The first file is supposed to contain some sample. The second file may not contain any sample, i.e. it must be empty and contain only background. The sample finding algorithm depends on such a background file. Since illumination may vary depending on environmental conditions, the "empty" file is updated each time a sample is mounted. The third file is produced automatically out of the "empty" image and extracts the fixed cross-hair artefacts in the image. This is technically necessary and is used as a mask to leave out invalid pixels in a photo.

The program loopfind is implemented as a very simple shell script that passes values to a program called marloop that actually does the job of locating the crystal. This program has several possible exit conditions:

Within the "Find crystal-procedure only the first case is going to automatically produce an action, i.e. xyz-motors are driven according to the obtained xy-coordinates of the sample center.

The progress of the computations and final results will be printed in the white area underneath the contrast slider.

6.7.2 Center crystal (automatic)

Automatic crystal centering is a complex procedure consisting of a series of steps. The program mar345dtb implements 3 methods for automatic centering.

The first method (i.e. CSC METHOD 0 in the configuration file) comprises the following sequence of steps:

The number of photos and also the phi rotation inbetween the photos is freely configurable. Typically, 4 photos at intervals of 90 degrees in PHI give good results. Also the starting value is configurable (typically at PHI=0). The entire procedure may be repeated over several cycles, but typically 1 cycle of operations should be enough.

The second method (i.e. CSC METHOD 1 in the configuration file) comprises the following sequence of steps:

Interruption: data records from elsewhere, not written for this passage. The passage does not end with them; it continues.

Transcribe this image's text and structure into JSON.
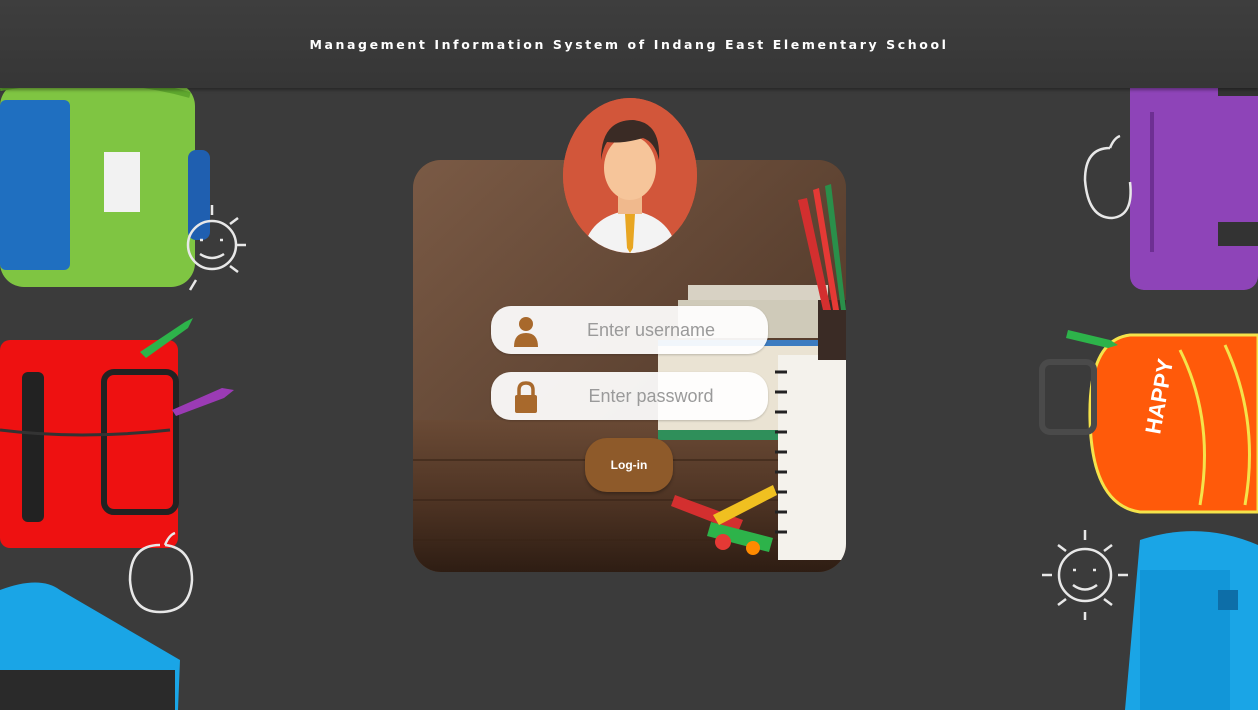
{
  "header": {
    "title": "Management Information System of Indang East Elementary School"
  },
  "login": {
    "username": {
      "placeholder": "Enter username",
      "value": ""
    },
    "password": {
      "placeholder": "Enter password",
      "value": ""
    },
    "button_label": "Log-in"
  },
  "decor": {
    "backpack_text": "HAPPY"
  },
  "colors": {
    "background": "#3b3b3b",
    "avatar_bg": "#d2563a",
    "button": "#8e5a2a",
    "icon": "#a8692c"
  },
  "icons": [
    "user-icon",
    "lock-icon"
  ]
}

The number of photos and also the phi rotation inbetween the photos is freely configurable. Typically, 9 photos at intervals of 40 degrees in PHI give good results. Also the starting value is configurable (typically at PHI=0). The entire procedure may be repeated over several cycles, but typically 1 cycle of operations should be enough.

The third method (i.e. CSC METHOD 2 in the configuration file) is similar to method 0, in the sense that each photo is evaluated individually. The difference is that there is an additional parameter that comes into play which is a certain tolerance of movements inbetween two successive PHI movements. If the crystal movement drops below that configurable threshold (e.g. CSC METHOD 2 TOLERANCE 0.2 ) then the centering may be considered as successful. However 4 photos 90 deg. apart will always be shot. If the computed shifts exceed the tolerance, after 360 deg. there will be a phase shift of DPHI/4 in order to increase the likelihood of finding a good pposition from where to shoot photos. So this method comprises the following sequence of steps:

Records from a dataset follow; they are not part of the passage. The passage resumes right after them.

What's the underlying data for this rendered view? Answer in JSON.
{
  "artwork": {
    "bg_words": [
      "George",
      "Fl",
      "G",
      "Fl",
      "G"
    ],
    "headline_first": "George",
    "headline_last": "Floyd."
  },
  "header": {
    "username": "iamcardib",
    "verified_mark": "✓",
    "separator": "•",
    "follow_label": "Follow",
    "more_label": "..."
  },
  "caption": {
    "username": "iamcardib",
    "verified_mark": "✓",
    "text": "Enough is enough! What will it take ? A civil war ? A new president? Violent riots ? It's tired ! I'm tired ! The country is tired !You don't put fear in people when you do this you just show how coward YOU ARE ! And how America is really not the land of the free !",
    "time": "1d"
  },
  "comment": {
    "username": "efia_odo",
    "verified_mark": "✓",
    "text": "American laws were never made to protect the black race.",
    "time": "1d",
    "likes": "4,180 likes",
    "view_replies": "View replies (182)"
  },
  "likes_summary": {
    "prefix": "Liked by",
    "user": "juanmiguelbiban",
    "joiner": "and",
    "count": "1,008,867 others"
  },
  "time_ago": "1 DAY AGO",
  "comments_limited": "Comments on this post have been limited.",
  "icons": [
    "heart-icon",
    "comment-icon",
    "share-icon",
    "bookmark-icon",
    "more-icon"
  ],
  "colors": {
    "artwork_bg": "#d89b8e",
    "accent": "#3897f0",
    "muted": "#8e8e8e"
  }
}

In cases where a photo is considered as "empty" (i.e. no crystal, loop or pin in the photo), an additional step of z-axis translation will be introduced automatically. It is assumed that the pin may be too short and that a z-axis movement may bring an object into the viewing area of the camera. The advance of the z-axis is going to be one display unit. The procedure will be repeated if the new photo is empty, again. But there is a maximum allowance that is defined on the CSC ZMAX keyword in the configuration file. The value give there should be small enough to avoid a sample to be moved out of the cold stream (2-3 mm).

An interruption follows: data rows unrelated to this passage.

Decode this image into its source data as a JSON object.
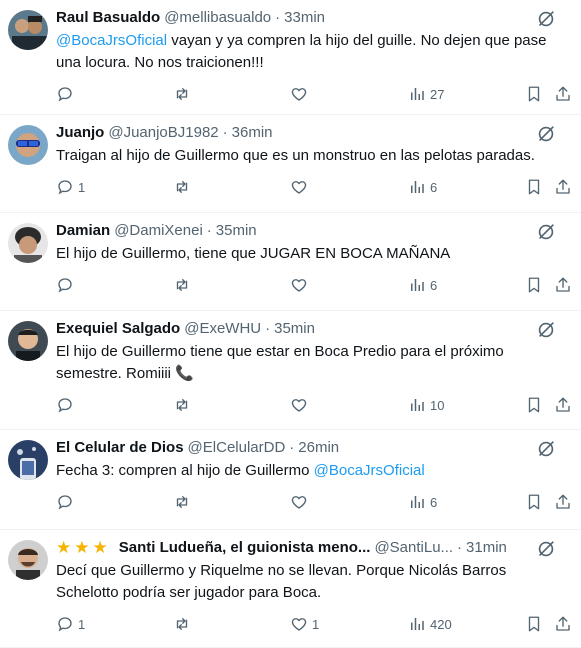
{
  "tweets": [
    {
      "name": "Raul Basualdo",
      "handle": "@mellibasualdo",
      "time": "33min",
      "text_mention": "@BocaJrsOficial",
      "text": " vayan y ya compren la hijo del guille. No dejen que pase una locura. No nos traicionen!!!",
      "replies": "",
      "retweets": "",
      "likes": "",
      "views": "27"
    },
    {
      "name": "Juanjo",
      "handle": "@JuanjoBJ1982",
      "time": "36min",
      "text": "Traigan al hijo de Guillermo que es un monstruo en las pelotas paradas.",
      "replies": "1",
      "retweets": "",
      "likes": "",
      "views": "6"
    },
    {
      "name": "Damian",
      "handle": "@DamiXenei",
      "time": "35min",
      "text": "El hijo de Guillermo, tiene que JUGAR EN BOCA MAÑANA",
      "replies": "",
      "retweets": "",
      "likes": "",
      "views": "6"
    },
    {
      "name": "Exequiel Salgado",
      "handle": "@ExeWHU",
      "time": "35min",
      "text": "El hijo de Guillermo tiene que estar en Boca Predio para el próximo semestre. Romiiii 📞",
      "replies": "",
      "retweets": "",
      "likes": "",
      "views": "10"
    },
    {
      "name": "El Celular de Dios",
      "handle": "@ElCelularDD",
      "time": "26min",
      "text": "Fecha 3: compren al hijo de Guillermo ",
      "text_mention_end": "@BocaJrsOficial",
      "replies": "",
      "retweets": "",
      "likes": "",
      "views": "6"
    },
    {
      "stars": "★★★",
      "name": "Santi Ludueña, el guionista meno...",
      "handle": "@SantiLu...",
      "time": "31min",
      "text": "Decí que Guillermo y Riquelme no se llevan. Porque Nicolás Barros Schelotto podría ser jugador para Boca.",
      "replies": "1",
      "retweets": "",
      "likes": "1",
      "views": "420"
    }
  ],
  "separator": "·",
  "icons": {
    "reply": "reply-icon",
    "retweet": "retweet-icon",
    "like": "heart-icon",
    "views": "views-icon",
    "bookmark": "bookmark-icon",
    "share": "share-icon",
    "grok": "grok-icon"
  },
  "colors": {
    "link": "#1d9bf0",
    "muted": "#536471",
    "text": "#0f1419",
    "star": "#f4b400"
  }
}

The opposite situation would be that a pin is too long and that the pin occupies the entire viewing area. Also this situation is handled automatically by moving the z-axis further in. In any case, the z-translation are considered to be intermediate steps and will be done prior to rotating the PHI axis.

It should be pointed out, that the situation of a loop not being within the viewing area of the camera to be a consequence of WRONG mounting of a sample and therefore not necessarily be within what an automatic procedure like the one described here is required to handle.

GENERAL HINT: Success rates of automatic centering will dramatically increase when using appropiate crystal mounting methods. A tiny crystal in a big loop is going to be a pathological case for all crystal centering software. I.e. it is strongly suggested to make use of loops as small as possible!